Talent agencies are starting to rep all walks of life, all backgrounds, ethnicities, and sexualities. The talent pool has opened up a lot. Sometimes I’ll put a casting on social media and we get wonderful responses from either agencies that rep all types of people. Or talent directly will DM me and say, “Hey, I just saw this casting. I meet the specs.” Sometimes they’re tricky specs to fill and I say, “Great, let’s have you do an audition.”
You mostly focus on casting commercials and social media and print, and you’ve racked up some impressive clients like Apple and Amazon. How does your approach to casting change from one type of project to the next?
Every single job is entirely different. Rate, union, non-union, location, age demo, casting rate—all these things that help influence me in my decision-making on how I’m going to cast this, what channels I’m going to use, who am I gonna call, what are new relationships I can make.
Maybe it’s a casting in Chicago, and I haven’t done much casting there. I’d reach out to a bunch of agencies, jump on a Zoom meet and greet, have coffee, make friends, and there you go. And then we just set up the beginnings of a new relationship. [I have a] wonderful rapport with talent agencies across the country since we do castings all over the nation.
If somebody made a film about your life story, who would you cast to play the role of Taylor Lambert?
Well, me of course, because I used to be an actor. But if I’m booked out for another job, I might have Adam Scott do it. Incredible talent. There’s a kind of enthusiasm and subtlety in communication that I believe we both share.
Possibly Emile Hirsch. Maybe a combination between Adam Scott and Emile Hirsch.
How has your acting experience influenced and that way that you cast?
I’ve been an actor, I’ve seen actors work in theater and film, I have been in commercials. All those things we learned in acting school and [through] professional experience have really helped influence the kind of people that I now try to book and recommend to my clients. Obviously, they make the final decision, but I’m really there as someone who can help coach them along and find great talent.
And I think it’s also given me such an enthusiasm to be a casting director because I’m really rooting for the actor now. There’s nothing more delightful in my day than getting on a call telling an agent or an actor, “Hey, you’re booked for this job.” And just feeling the elation in their voice, feeling how happy they are because they knew they were up against 500 other people, and they got the job. They did it. That’s really a meaningful experience for me to share with the talent.
You’re hosting an industry party in the Bay Area in December. What can you tell us about it?
It will be December 1st in Berkeley, California [with] 350 industry professionals, actors, directors, producers, writers, production coordinators, [and] casting directors. We’re celebrating our launch. Obviously we’ve been “launched” for two years, but we started in the height of the pandemic in December 2020. Now we feel like it’s a safer opportunity for people to get out and meet and connect and shake hands and hug and do the things that we used to do, but in the context of a big party.
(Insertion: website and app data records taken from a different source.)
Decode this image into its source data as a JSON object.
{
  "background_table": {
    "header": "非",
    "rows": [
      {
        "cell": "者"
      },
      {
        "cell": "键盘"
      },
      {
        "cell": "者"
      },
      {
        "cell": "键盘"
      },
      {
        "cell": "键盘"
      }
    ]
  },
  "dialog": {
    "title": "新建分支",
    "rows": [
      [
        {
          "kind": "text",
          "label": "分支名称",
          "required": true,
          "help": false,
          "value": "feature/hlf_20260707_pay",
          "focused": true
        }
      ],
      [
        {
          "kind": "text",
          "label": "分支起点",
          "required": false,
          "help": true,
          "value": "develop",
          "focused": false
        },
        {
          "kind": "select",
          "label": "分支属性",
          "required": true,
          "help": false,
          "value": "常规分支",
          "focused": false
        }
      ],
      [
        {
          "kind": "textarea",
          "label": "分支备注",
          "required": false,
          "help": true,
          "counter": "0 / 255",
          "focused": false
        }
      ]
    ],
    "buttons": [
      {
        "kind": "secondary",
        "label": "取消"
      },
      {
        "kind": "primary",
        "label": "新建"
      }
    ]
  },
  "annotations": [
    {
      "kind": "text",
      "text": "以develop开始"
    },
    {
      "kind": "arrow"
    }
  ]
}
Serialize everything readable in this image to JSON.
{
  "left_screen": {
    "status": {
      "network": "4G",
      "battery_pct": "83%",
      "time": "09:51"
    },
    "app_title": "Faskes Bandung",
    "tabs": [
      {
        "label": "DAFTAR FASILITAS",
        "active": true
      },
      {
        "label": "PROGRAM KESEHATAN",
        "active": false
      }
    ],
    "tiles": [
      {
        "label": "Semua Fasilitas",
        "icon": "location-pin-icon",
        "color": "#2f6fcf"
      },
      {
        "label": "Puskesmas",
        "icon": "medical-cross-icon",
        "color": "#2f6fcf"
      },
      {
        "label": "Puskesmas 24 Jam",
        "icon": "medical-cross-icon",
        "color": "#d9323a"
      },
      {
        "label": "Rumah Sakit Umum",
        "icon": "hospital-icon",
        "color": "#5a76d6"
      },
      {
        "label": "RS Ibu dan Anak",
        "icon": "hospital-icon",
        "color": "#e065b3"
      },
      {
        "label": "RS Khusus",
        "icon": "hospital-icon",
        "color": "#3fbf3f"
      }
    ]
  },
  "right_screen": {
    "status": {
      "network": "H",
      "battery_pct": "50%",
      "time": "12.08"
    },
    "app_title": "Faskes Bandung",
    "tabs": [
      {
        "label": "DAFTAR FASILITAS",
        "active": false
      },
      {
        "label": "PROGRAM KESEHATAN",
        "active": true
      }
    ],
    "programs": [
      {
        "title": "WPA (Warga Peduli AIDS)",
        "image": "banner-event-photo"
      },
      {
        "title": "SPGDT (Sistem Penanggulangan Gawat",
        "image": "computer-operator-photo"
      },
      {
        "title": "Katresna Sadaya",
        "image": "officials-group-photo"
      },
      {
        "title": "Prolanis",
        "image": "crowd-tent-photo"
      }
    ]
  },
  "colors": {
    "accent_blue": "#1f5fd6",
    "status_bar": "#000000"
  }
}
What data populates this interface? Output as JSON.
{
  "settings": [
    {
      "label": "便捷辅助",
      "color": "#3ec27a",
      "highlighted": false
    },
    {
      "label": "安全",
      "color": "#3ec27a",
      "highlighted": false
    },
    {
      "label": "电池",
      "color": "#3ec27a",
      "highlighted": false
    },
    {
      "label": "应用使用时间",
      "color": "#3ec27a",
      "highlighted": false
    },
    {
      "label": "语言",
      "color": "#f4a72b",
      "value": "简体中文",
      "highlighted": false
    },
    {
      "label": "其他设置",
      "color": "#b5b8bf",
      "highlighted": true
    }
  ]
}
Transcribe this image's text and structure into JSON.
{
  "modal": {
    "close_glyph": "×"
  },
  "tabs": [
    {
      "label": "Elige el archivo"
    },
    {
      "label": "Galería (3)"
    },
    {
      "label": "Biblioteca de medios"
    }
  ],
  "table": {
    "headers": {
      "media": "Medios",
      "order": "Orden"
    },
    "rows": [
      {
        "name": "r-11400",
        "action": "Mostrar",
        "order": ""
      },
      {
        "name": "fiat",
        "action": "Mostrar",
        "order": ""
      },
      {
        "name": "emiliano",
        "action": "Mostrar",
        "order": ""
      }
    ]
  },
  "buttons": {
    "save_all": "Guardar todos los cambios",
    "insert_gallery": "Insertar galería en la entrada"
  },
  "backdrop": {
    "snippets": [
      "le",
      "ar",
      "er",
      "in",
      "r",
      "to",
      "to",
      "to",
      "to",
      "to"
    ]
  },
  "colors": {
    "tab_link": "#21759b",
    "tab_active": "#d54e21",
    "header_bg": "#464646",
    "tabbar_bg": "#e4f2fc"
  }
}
Last question: What do you do to relax and recharge when you’re not working?
I love to take long walks around where I live in Walnut Creek. [There’s] beautiful nature around here. I also love calling up friends and family and hearing about their lives. It’s very nourishing to catch up like that. I’ll feel restored visiting a good, old-fashioned coffee shop on an autumn afternoon, or hanging out and watching a movie with my wife and family.
This interview has been edited and condensed.